What you return must be the complete listing, unchanged.

───── Exercise input ─────

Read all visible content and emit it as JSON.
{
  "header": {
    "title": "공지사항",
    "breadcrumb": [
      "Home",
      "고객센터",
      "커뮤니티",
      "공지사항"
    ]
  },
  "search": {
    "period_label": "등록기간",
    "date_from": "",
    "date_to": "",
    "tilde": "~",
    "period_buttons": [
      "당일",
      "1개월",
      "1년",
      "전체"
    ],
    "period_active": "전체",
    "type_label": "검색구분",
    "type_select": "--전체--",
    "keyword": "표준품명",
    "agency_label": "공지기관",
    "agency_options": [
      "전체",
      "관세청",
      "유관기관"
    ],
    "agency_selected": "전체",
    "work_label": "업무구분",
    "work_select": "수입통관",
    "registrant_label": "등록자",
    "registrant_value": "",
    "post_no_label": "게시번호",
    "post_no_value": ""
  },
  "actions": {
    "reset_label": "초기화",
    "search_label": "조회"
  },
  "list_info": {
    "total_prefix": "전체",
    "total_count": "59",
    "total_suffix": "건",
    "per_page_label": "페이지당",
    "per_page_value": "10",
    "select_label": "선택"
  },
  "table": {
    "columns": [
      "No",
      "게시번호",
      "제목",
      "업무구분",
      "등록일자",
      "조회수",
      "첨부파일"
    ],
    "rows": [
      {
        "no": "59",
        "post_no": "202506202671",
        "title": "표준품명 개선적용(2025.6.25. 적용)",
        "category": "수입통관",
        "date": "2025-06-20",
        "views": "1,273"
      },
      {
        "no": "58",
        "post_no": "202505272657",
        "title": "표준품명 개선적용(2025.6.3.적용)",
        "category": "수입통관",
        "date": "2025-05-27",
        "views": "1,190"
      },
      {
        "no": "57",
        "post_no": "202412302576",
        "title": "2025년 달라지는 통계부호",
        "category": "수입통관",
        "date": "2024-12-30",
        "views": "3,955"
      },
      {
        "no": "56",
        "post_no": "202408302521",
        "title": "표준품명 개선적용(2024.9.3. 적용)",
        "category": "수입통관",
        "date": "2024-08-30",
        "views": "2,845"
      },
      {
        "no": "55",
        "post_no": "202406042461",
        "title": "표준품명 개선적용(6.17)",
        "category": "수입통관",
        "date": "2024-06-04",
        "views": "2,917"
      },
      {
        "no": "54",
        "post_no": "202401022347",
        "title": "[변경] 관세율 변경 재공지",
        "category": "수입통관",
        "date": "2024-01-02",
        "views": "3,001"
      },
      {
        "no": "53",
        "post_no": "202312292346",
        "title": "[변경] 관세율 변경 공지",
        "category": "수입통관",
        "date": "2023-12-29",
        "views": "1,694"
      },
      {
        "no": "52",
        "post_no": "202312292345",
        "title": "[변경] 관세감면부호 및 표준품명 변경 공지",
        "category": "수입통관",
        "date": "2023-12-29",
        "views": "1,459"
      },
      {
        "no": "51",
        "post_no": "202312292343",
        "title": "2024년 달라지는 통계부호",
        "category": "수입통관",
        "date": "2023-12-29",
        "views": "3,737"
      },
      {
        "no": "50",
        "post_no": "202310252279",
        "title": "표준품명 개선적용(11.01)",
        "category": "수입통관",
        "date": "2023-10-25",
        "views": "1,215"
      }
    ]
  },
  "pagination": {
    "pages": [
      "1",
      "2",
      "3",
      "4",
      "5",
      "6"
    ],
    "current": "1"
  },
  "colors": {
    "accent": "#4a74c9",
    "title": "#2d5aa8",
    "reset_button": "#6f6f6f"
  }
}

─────

● Response box:
Read all visible content and emit it as JSON.
{
  "header": {
    "title": "공지사항",
    "breadcrumb": [
      "Home",
      "고객센터",
      "커뮤니티",
      "공지사항"
    ]
  },
  "search": {
    "period_label": "등록기간",
    "date_from": "",
    "date_to": "",
    "tilde": "~",
    "period_buttons": [
      "당일",
      "1개월",
      "1년",
      "전체"
    ],
    "period_active": "전체",
    "type_label": "검색구분",
    "type_select": "--전체--",
    "keyword": "표준품명",
    "agency_label": "공지기관",
    "agency_options": [
      "전체",
      "관세청",
      "유관기관"
    ],
    "agency_selected": "전체",
    "work_label": "업무구분",
    "work_select": "수입통관",
    "registrant_label": "등록자",
    "registrant_value": "",
    "post_no_label": "게시번호",
    "post_no_value": ""
  },
  "actions": {
    "reset_label": "초기화",
    "search_label": "조회"
  },
  "list_info": {
    "total_prefix": "전체",
    "total_count": "59",
    "total_suffix": "건",
    "per_page_label": "페이지당",
    "per_page_value": "10",
    "select_label": "선택"
  },
  "table": {
    "columns": [
      "No",
      "게시번호",
      "제목",
      "업무구분",
      "등록일자",
      "조회수",
      "첨부파일"
    ],
    "rows": [
      {
        "no": "59",
        "post_no": "202506202671",
        "title": "표준품명 개선적용(2025.6.25. 적용)",
        "category": "수입통관",
        "date": "2025-06-20",
        "views": "1,273"
      },
      {
        "no": "58",
        "post_no": "202505272657",
        "title": "표준품명 개선적용(2025.6.3.적용)",
        "category": "수입통관",
        "date": "2025-05-27",
        "views": "1,190"
      },
      {
        "no": "57",
        "post_no": "202412302576",
        "title": "2025년 달라지는 통계부호",
        "category": "수입통관",
        "date": "2024-12-30",
        "views": "3,955"
      },
      {
        "no": "56",
        "post_no": "202408302521",
        "title": "표준품명 개선적용(2024.9.3. 적용)",
        "category": "수입통관",
        "date": "2024-08-30",
        "views": "2,845"
      },
      {
        "no": "55",
        "post_no": "202406042461",
        "title": "표준품명 개선적용(6.17)",
        "category": "수입통관",
        "date": "2024-06-04",
        "views": "2,917"
      },
      {
        "no": "54",
        "post_no": "202401022347",
        "title": "[변경] 관세율 변경 재공지",
        "category": "수입통관",
        "date": "2024-01-02",
        "views": "3,001"
      },
      {
        "no": "53",
        "post_no": "202312292346",
        "title": "[변경] 관세율 변경 공지",
        "category": "수입통관",
        "date": "2023-12-29",
        "views": "1,694"
      },
      {
        "no": "52",
        "post_no": "202312292345",
        "title": "[변경] 관세감면부호 및 표준품명 변경 공지",
        "category": "수입통관",
        "date": "2023-12-29",
        "views": "1,459"
      },
      {
        "no": "51",
        "post_no": "202312292343",
        "title": "2024년 달라지는 통계부호",
        "category": "수입통관",
        "date": "2023-12-29",
        "views": "3,737"
      },
      {
        "no": "50",
        "post_no": "202310252279",
        "title": "표준품명 개선적용(11.01)",
        "category": "수입통관",
        "date": "2023-10-25",
        "views": "1,215"
      }
    ]
  },
  "pagination": {
    "pages": [
      "1",
      "2",
      "3",
      "4",
      "5",
      "6"
    ],
    "current": "1"
  },
  "colors": {
    "accent": "#4a74c9",
    "title": "#2d5aa8",
    "reset_button": "#6f6f6f"
  }
}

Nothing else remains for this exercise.